She’s beautiful. About 12 years old, she’s part Lab, Dalmation and Whippet. And since I’ve come back from being away for almost three weeks, she’s become my shadow. Dundas (we didn’t name her) is actually the 2AM boy’s dog – but for some reason she’s become stuck on me (my magnetic personality perhaps). But this post isn’t really about her, it’s a just a hook to talk about this post in BusinessWeek:
Ready for A Dog’s Life?
Sit, roll over and beg are not the average words we read in Leadership books, but they do seem to be words that are a little too common in the repetoire of some leaders – especially when they are looking for new employees. Business Week’s Liz Ryan comments:

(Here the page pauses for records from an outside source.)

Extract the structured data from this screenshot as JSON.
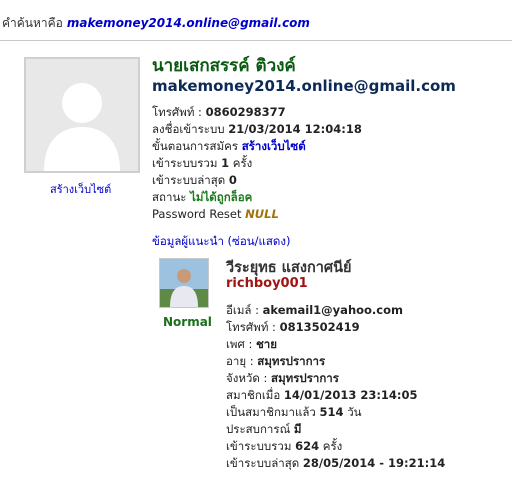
{
  "search": {
    "label": "คำค้นหาคือ",
    "query": "makemoney2014.online@gmail.com"
  },
  "member": {
    "name": "นายเสกสรรค์ ติวงค์",
    "email": "makemoney2014.online@gmail.com",
    "create_site_link": "สร้างเว็บไซต์",
    "fields": {
      "phone_label": "โทรศัพท์ :",
      "phone": "0860298377",
      "registered_label": "ลงชื่อเข้าระบบ",
      "registered": "21/03/2014 12:04:18",
      "step_label": "ขั้นตอนการสมัคร",
      "step": "สร้างเว็บไซต์",
      "total_logins_label": "เข้าระบบรวม",
      "total_logins": "1",
      "total_logins_unit": "ครั้ง",
      "last_login_label": "เข้าระบบล่าสุด",
      "last_login": "0",
      "status_label": "สถานะ",
      "status": "ไม่ได้ถูกล็อค",
      "password_reset_label": "Password Reset",
      "password_reset": "NULL"
    },
    "referrer_toggle": "ข้อมูลผู้แนะนำ (ซ่อน/แสดง)"
  },
  "referrer": {
    "name": "วีระยุทธ แสงกาศนีย์",
    "username": "richboy001",
    "level": "Normal",
    "fields": {
      "email_label": "อีเมล์ :",
      "email": "akemail1@yahoo.com",
      "phone_label": "โทรศัพท์ :",
      "phone": "0813502419",
      "gender_label": "เพศ :",
      "gender": "ชาย",
      "district_label": "อายุ :",
      "district": "สมุทรปราการ",
      "province_label": "จังหวัด :",
      "province": "สมุทรปราการ",
      "joined_label": "สมาชิกเมื่อ",
      "joined": "14/01/2013 23:14:05",
      "member_days_label": "เป็นสมาชิกมาแล้ว",
      "member_days": "514",
      "member_days_unit": "วัน",
      "experience_label": "ประสบการณ์",
      "experience": "มี",
      "total_logins_label": "เข้าระบบรวม",
      "total_logins": "624",
      "total_logins_unit": "ครั้ง",
      "last_login_label": "เข้าระบบล่าสุด",
      "last_login": "28/05/2014 - 19:21:14"
    }
  }
}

SIT AND STAY. Dogs, being smarter than some humans, understand what I mean. In any canine interaction, it’s obvious within milliseconds which is the top dog. Pet owners talk about dominant and submissive behaviors. Humans display those, too, but we don’t recognize them, all the time, for what they are.
In the experience I just described, the company approached me in the Alpha Dog posture (tail and head high, hair on the back of their necks standing up) and expected me to roll onto my back. No dice. How many times have all of us, as job candidates, cooled our heels in office lobbies waiting for an interviewer, or waited three weeks past the date when a post-interview phone was promised us?
Companies who live in Alpha Dog mode are guaranteed of one thing: the people they hire will not be top dogs in their industries, because they’re required to show submissive behavior just to get in the door.
SNIFF AROUND. When will companies learn that a little humility will pay off in the form of smarter, more confident team members, and everything that comes with that, including better ideas and higher margins? Why do business leaders and human resources people continue to delude themselves into the idea that demanding: "Please grovel upon entering the building" somehow glorifies them?
It’s an obvious trade-off: I’ll gratify my ego by treating job candidates like cattle, and in return give up the chance to hire the best and brightest people available, who’ll find opportunities elsewhere. But ego is a powerful thing. People will make bad decisions to enjoy a little ego gratification surprisingly often.